• YOUR GOAL: Check each line of the data for "JSON", and copy the ones that have it.

(Excerpts from an interface dataset)
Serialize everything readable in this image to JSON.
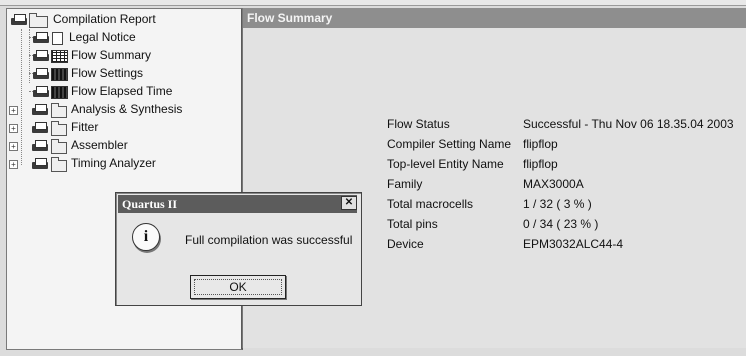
{
  "tree": {
    "root": "Compilation Report",
    "items": [
      {
        "label": "Legal Notice"
      },
      {
        "label": "Flow Summary"
      },
      {
        "label": "Flow Settings"
      },
      {
        "label": "Flow Elapsed Time"
      },
      {
        "label": "Analysis & Synthesis"
      },
      {
        "label": "Fitter"
      },
      {
        "label": "Assembler"
      },
      {
        "label": "Timing Analyzer"
      }
    ]
  },
  "summary": {
    "header": "Flow Summary",
    "rows": [
      {
        "key": "Flow Status",
        "value": "Successful - Thu Nov 06 18.35.04 2003"
      },
      {
        "key": "Compiler Setting Name",
        "value": "flipflop"
      },
      {
        "key": "Top-level Entity Name",
        "value": "flipflop"
      },
      {
        "key": "Family",
        "value": "MAX3000A"
      },
      {
        "key": "Total macrocells",
        "value": "1 / 32 ( 3 % )"
      },
      {
        "key": "Total pins",
        "value": "0 / 34 ( 23 % )"
      },
      {
        "key": "Device",
        "value": "EPM3032ALC44-4"
      }
    ]
  },
  "dialog": {
    "title": "Quartus II",
    "close_glyph": "✕",
    "info_glyph": "i",
    "message": "Full compilation was successful",
    "ok_label": "OK"
  }
}
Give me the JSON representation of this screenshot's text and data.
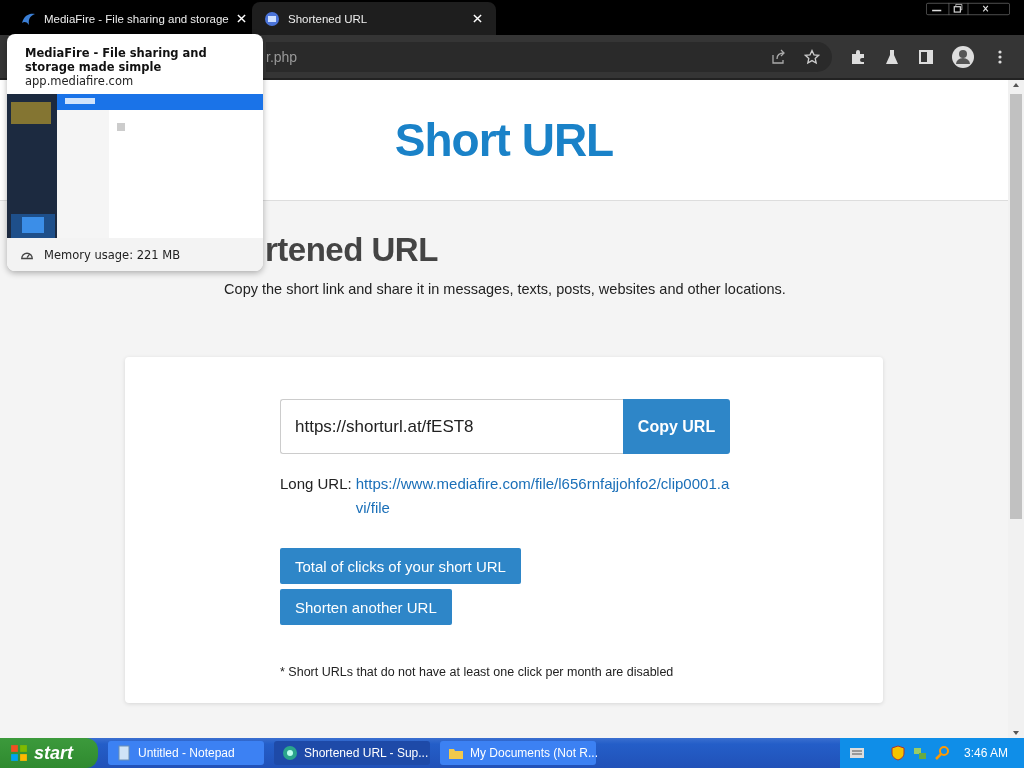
{
  "browser": {
    "tabs": [
      {
        "title": "MediaFire - File sharing and storage",
        "selected": false
      },
      {
        "title": "Shortened URL",
        "selected": true
      }
    ],
    "address": "r.php"
  },
  "tab_preview": {
    "title": "MediaFire - File sharing and storage made simple",
    "domain": "app.mediafire.com",
    "memory": "Memory usage: 221 MB"
  },
  "page": {
    "logo": "Short URL",
    "heading": "rtened URL",
    "intro": "Copy the short link and share it in messages, texts, posts, websites and other locations.",
    "short_url": "https://shorturl.at/fEST8",
    "copy_button": "Copy URL",
    "long_url_label": "Long URL:",
    "long_url": "https://www.mediafire.com/file/l656rnfajjohfo2/clip0001.avi/file",
    "buttons": [
      "Total of clicks of your short URL",
      "Shorten another URL"
    ],
    "note": "* Short URLs that do not have at least one click per month are disabled"
  },
  "taskbar": {
    "start": "start",
    "tasks": [
      {
        "label": "Untitled - Notepad",
        "selected": false,
        "kind": "notepad"
      },
      {
        "label": "Shortened URL - Sup...",
        "selected": true,
        "kind": "browser"
      },
      {
        "label": "My Documents (Not R...",
        "selected": false,
        "kind": "folder"
      }
    ],
    "clock": "3:46 AM"
  }
}
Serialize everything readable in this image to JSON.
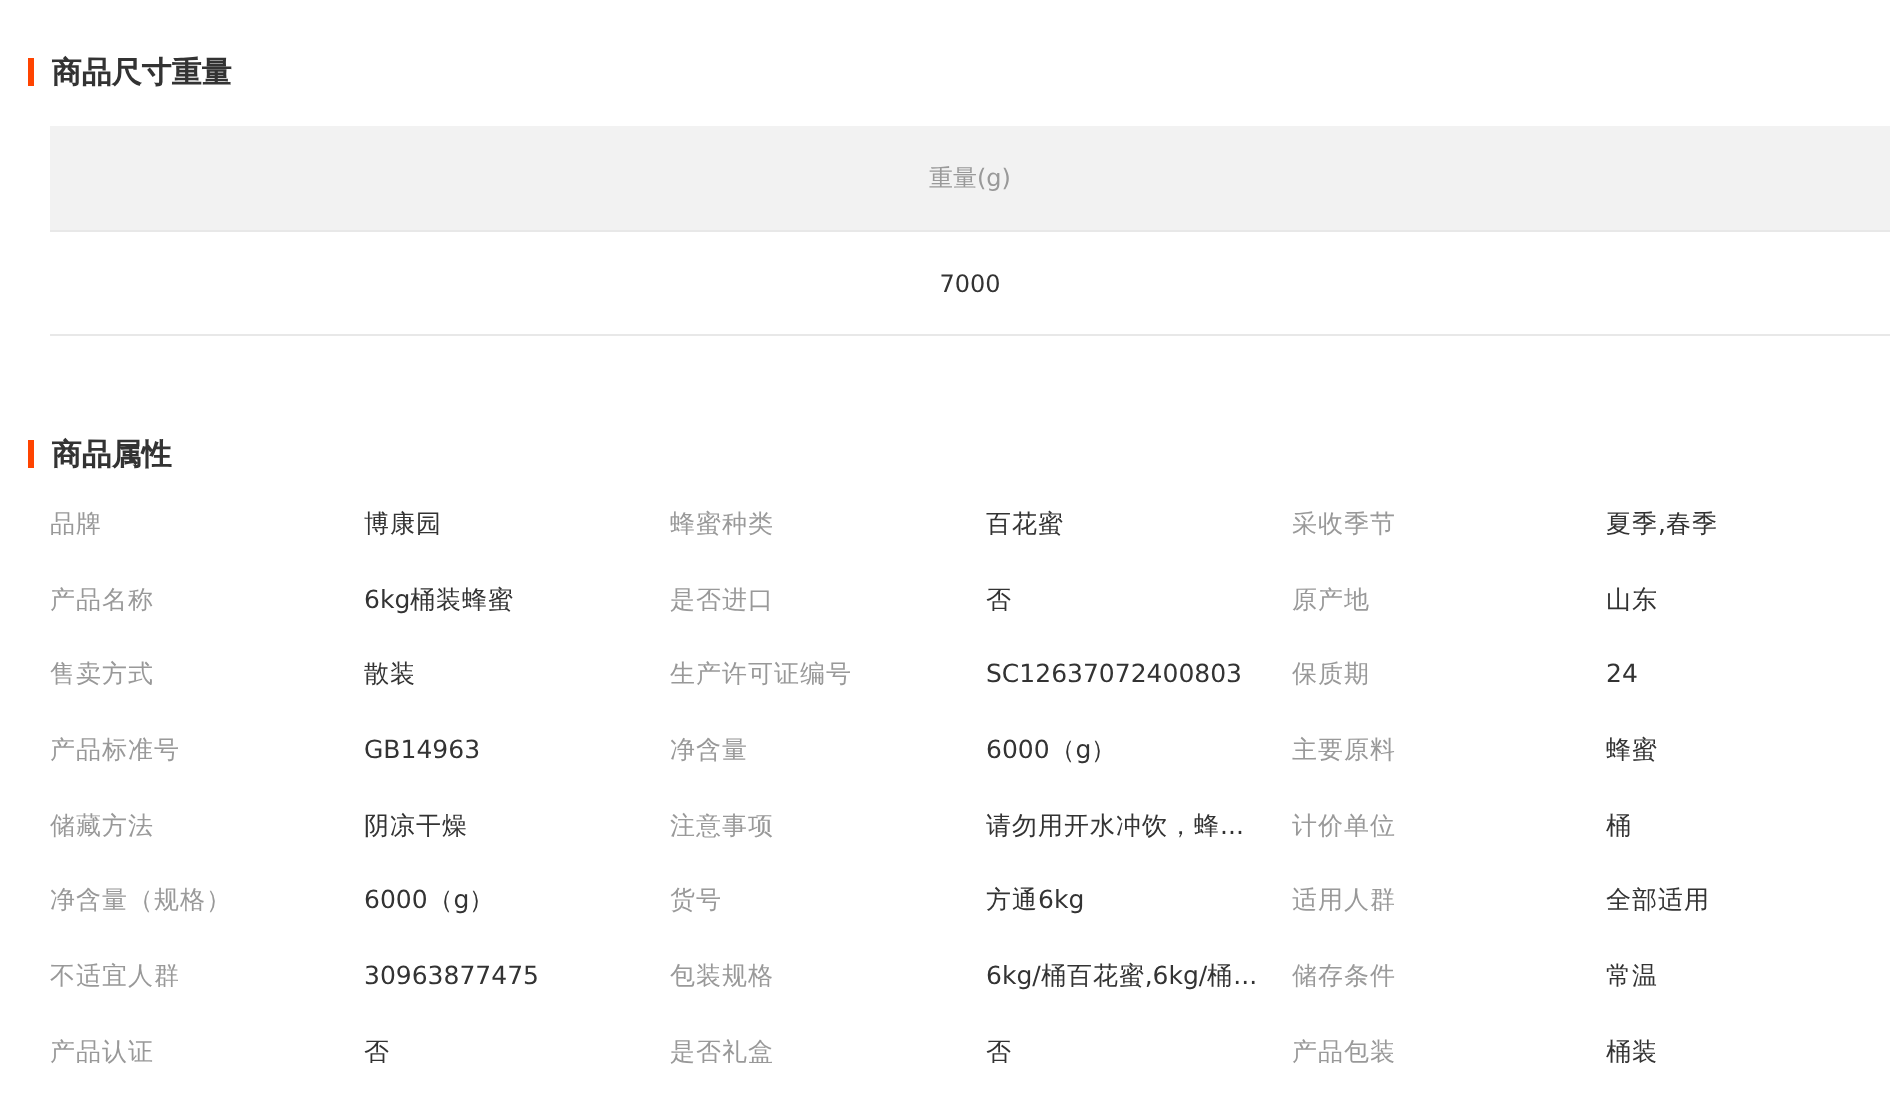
{
  "size_section": {
    "title": "商品尺寸重量",
    "table": {
      "columns": [
        "重量(g)"
      ],
      "rows": [
        [
          "7000"
        ]
      ]
    }
  },
  "attributes_section": {
    "title": "商品属性",
    "attributes": [
      {
        "label": "品牌",
        "value": "博康园"
      },
      {
        "label": "蜂蜜种类",
        "value": "百花蜜"
      },
      {
        "label": "采收季节",
        "value": "夏季,春季"
      },
      {
        "label": "产品名称",
        "value": "6kg桶装蜂蜜"
      },
      {
        "label": "是否进口",
        "value": "否"
      },
      {
        "label": "原产地",
        "value": "山东"
      },
      {
        "label": "售卖方式",
        "value": "散装"
      },
      {
        "label": "生产许可证编号",
        "value": "SC12637072400803"
      },
      {
        "label": "保质期",
        "value": "24"
      },
      {
        "label": "产品标准号",
        "value": "GB14963"
      },
      {
        "label": "净含量",
        "value": "6000（g）"
      },
      {
        "label": "主要原料",
        "value": "蜂蜜"
      },
      {
        "label": "储藏方法",
        "value": "阴凉干燥"
      },
      {
        "label": "注意事项",
        "value": "请勿用开水冲饮，蜂..."
      },
      {
        "label": "计价单位",
        "value": "桶"
      },
      {
        "label": "净含量（规格）",
        "value": "6000（g）"
      },
      {
        "label": "货号",
        "value": "方通6kg"
      },
      {
        "label": "适用人群",
        "value": "全部适用"
      },
      {
        "label": "不适宜人群",
        "value": "30963877475"
      },
      {
        "label": "包装规格",
        "value": "6kg/桶百花蜜,6kg/桶..."
      },
      {
        "label": "储存条件",
        "value": "常温"
      },
      {
        "label": "产品认证",
        "value": "否"
      },
      {
        "label": "是否礼盒",
        "value": "否"
      },
      {
        "label": "产品包装",
        "value": "桶装"
      }
    ]
  }
}
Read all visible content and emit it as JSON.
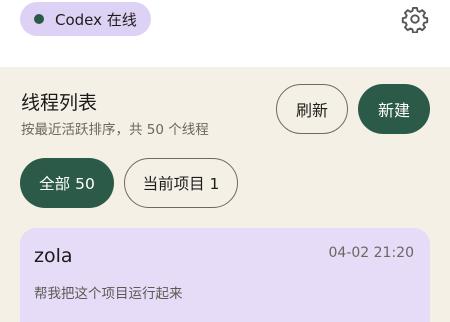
{
  "status": {
    "text": "Codex 在线",
    "dot_color": "#2b5a48",
    "icon": "status-dot-icon"
  },
  "header": {
    "settings_icon": "gear-icon"
  },
  "threads": {
    "title": "线程列表",
    "subtitle": "按最近活跃排序，共 50 个线程",
    "refresh_label": "刷新",
    "new_label": "新建"
  },
  "filters": {
    "all_label": "全部 50",
    "current_label": "当前项目 1",
    "selected": "全部 50"
  },
  "thread_items": [
    {
      "name": "zola",
      "time": "04-02 21:20",
      "preview": "帮我把这个项目运行起来"
    }
  ],
  "colors": {
    "accent": "#2b5a48",
    "background": "#f4f0e6",
    "card": "#e6dcf8",
    "status_pill": "#ddd2f6"
  }
}
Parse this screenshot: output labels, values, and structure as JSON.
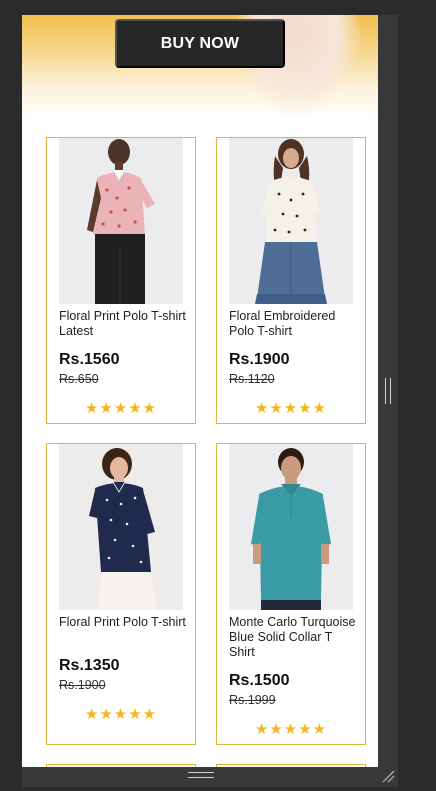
{
  "banner": {
    "cta_label": "BUY NOW"
  },
  "products": [
    {
      "name": "Floral Print Polo T-shirt Latest",
      "price": "Rs.1560",
      "mrp": "Rs.650",
      "stars": "★★★★★",
      "rating": 5
    },
    {
      "name": "Floral Embroidered Polo T-shirt",
      "price": "Rs.1900",
      "mrp": "Rs.1120",
      "stars": "★★★★★",
      "rating": 5
    },
    {
      "name": "Floral Print Polo T-shirt",
      "price": "Rs.1350",
      "mrp": "Rs.1900",
      "stars": "★★★★★",
      "rating": 5
    },
    {
      "name": "Monte Carlo Turquoise Blue Solid Collar T Shirt",
      "price": "Rs.1500",
      "mrp": "Rs.1999",
      "stars": "★★★★★",
      "rating": 5
    }
  ],
  "colors": {
    "accent_border": "#e0b33a",
    "star": "#f4b51f",
    "button_bg": "#272727",
    "banner_top": "#f1c050",
    "frame": "#383838"
  }
}
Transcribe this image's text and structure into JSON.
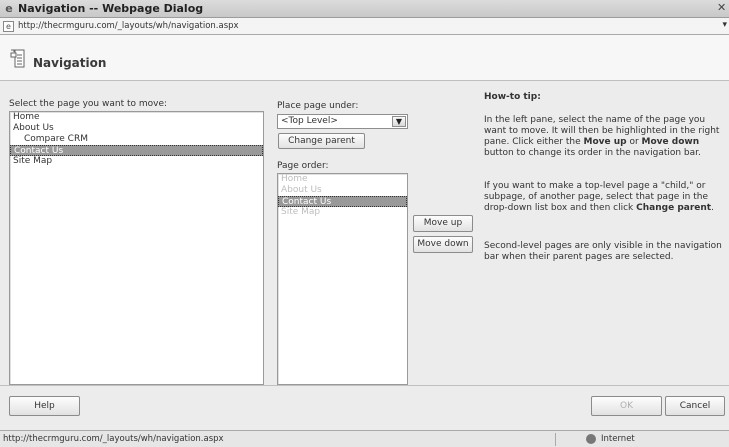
{
  "window": {
    "title": "Navigation -- Webpage Dialog",
    "url": "http://thecrmguru.com/_layouts/wh/navigation.aspx"
  },
  "header": {
    "title": "Navigation"
  },
  "left": {
    "label": "Select the page you want to move:",
    "items": [
      "Home",
      "About Us",
      "Compare CRM",
      "Contact Us",
      "Site Map"
    ],
    "selected": "Contact Us"
  },
  "middle": {
    "place_label": "Place page under:",
    "place_value": "<Top Level>",
    "change_parent": "Change parent",
    "order_label": "Page order:",
    "order_items": [
      "Home",
      "About Us",
      "Contact Us",
      "Site Map"
    ],
    "order_selected": "Contact Us",
    "move_up": "Move up",
    "move_down": "Move down"
  },
  "tip": {
    "title": "How-to tip:",
    "p1_a": "In the left pane, select the name of the page you want to move. It will then be highlighted in the right pane. Click either the ",
    "p1_b": "Move up",
    "p1_c": " or ",
    "p1_d": "Move down",
    "p1_e": " button to change its order in the navigation bar.",
    "p2_a": "If you want to make a top-level page a \"child,\" or subpage, of another page, select that page in the drop-down list box and then click ",
    "p2_b": "Change parent",
    "p2_c": ".",
    "p3": "Second-level pages are only visible in the navigation bar when their parent pages are selected."
  },
  "footer": {
    "help": "Help",
    "ok": "OK",
    "cancel": "Cancel"
  },
  "status": {
    "url": "http://thecrmguru.com/_layouts/wh/navigation.aspx",
    "zone": "Internet"
  }
}
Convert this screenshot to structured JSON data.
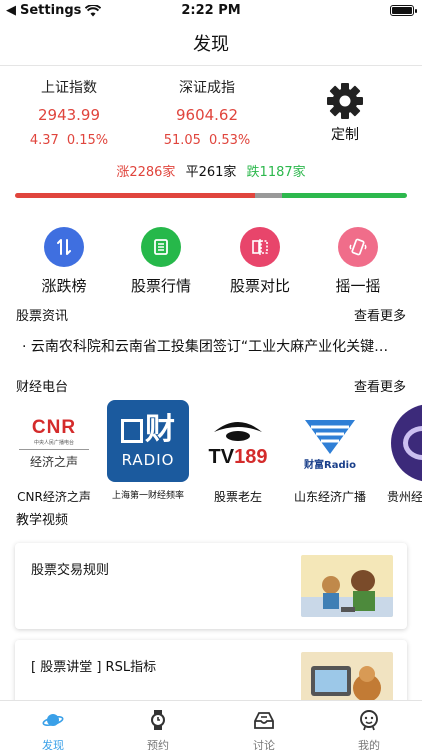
{
  "status_bar": {
    "carrier": "Settings",
    "time": "2:22 PM"
  },
  "nav": {
    "title": "发现"
  },
  "indices": [
    {
      "name": "上证指数",
      "value": "2943.99",
      "change": "4.37",
      "percent": "0.15%"
    },
    {
      "name": "深证成指",
      "value": "9604.62",
      "change": "51.05",
      "percent": "0.53%"
    }
  ],
  "custom": {
    "label": "定制",
    "icon": "gear-icon"
  },
  "breadth": {
    "up": "涨2286家",
    "flat": "平261家",
    "down": "跌1187家",
    "up_count": 2286,
    "flat_count": 261,
    "down_count": 1187
  },
  "colors": {
    "up": "#e0453d",
    "down": "#2db84d",
    "flat": "#999999",
    "accent": "#3aa0e8"
  },
  "shortcuts": [
    {
      "label": "涨跌榜",
      "icon": "up-down-arrows-icon",
      "color": "#3f6fe0"
    },
    {
      "label": "股票行情",
      "icon": "list-document-icon",
      "color": "#26b84a"
    },
    {
      "label": "股票对比",
      "icon": "compare-icon",
      "color": "#e8456b"
    },
    {
      "label": "摇一摇",
      "icon": "phone-shake-icon",
      "color": "#f06d8a"
    }
  ],
  "news": {
    "title": "股票资讯",
    "more": "查看更多",
    "item": "· 云南农科院和云南省工投集团签订“工业大麻产业化关键…"
  },
  "radio": {
    "title": "财经电台",
    "more": "查看更多",
    "stations": [
      {
        "name": "CNR经济之声",
        "logo_main": "CNR",
        "logo_sub": "中央人民广播电台",
        "logo_bottom": "经济之声"
      },
      {
        "name": "上海第一财经频率",
        "logo_main": "财",
        "logo_bottom": "RADIO"
      },
      {
        "name": "股票老左",
        "logo_main": "TV189"
      },
      {
        "name": "山东经济广播",
        "logo_main": "财富Radio"
      },
      {
        "name": "贵州经"
      }
    ]
  },
  "videos": {
    "title": "教学视频",
    "items": [
      {
        "title": "股票交易规则"
      },
      {
        "title": "[ 股票讲堂 ] RSL指标"
      }
    ]
  },
  "tabbar": [
    {
      "label": "发现",
      "icon": "planet-icon",
      "active": true
    },
    {
      "label": "预约",
      "icon": "watch-icon",
      "active": false
    },
    {
      "label": "讨论",
      "icon": "inbox-icon",
      "active": false
    },
    {
      "label": "我的",
      "icon": "face-icon",
      "active": false
    }
  ]
}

• FINISHED EXERCISE:
Serialize everything readable in this image to JSON.
Give me the JSON representation of this screenshot's text and data.
Serialize everything readable in this image to JSON.
Read all visible content and emit it as JSON.
Parse this screenshot: output labels, values, and structure as JSON.
Transcribe this image's text and structure into JSON.
Convert this screenshot to structured JSON data.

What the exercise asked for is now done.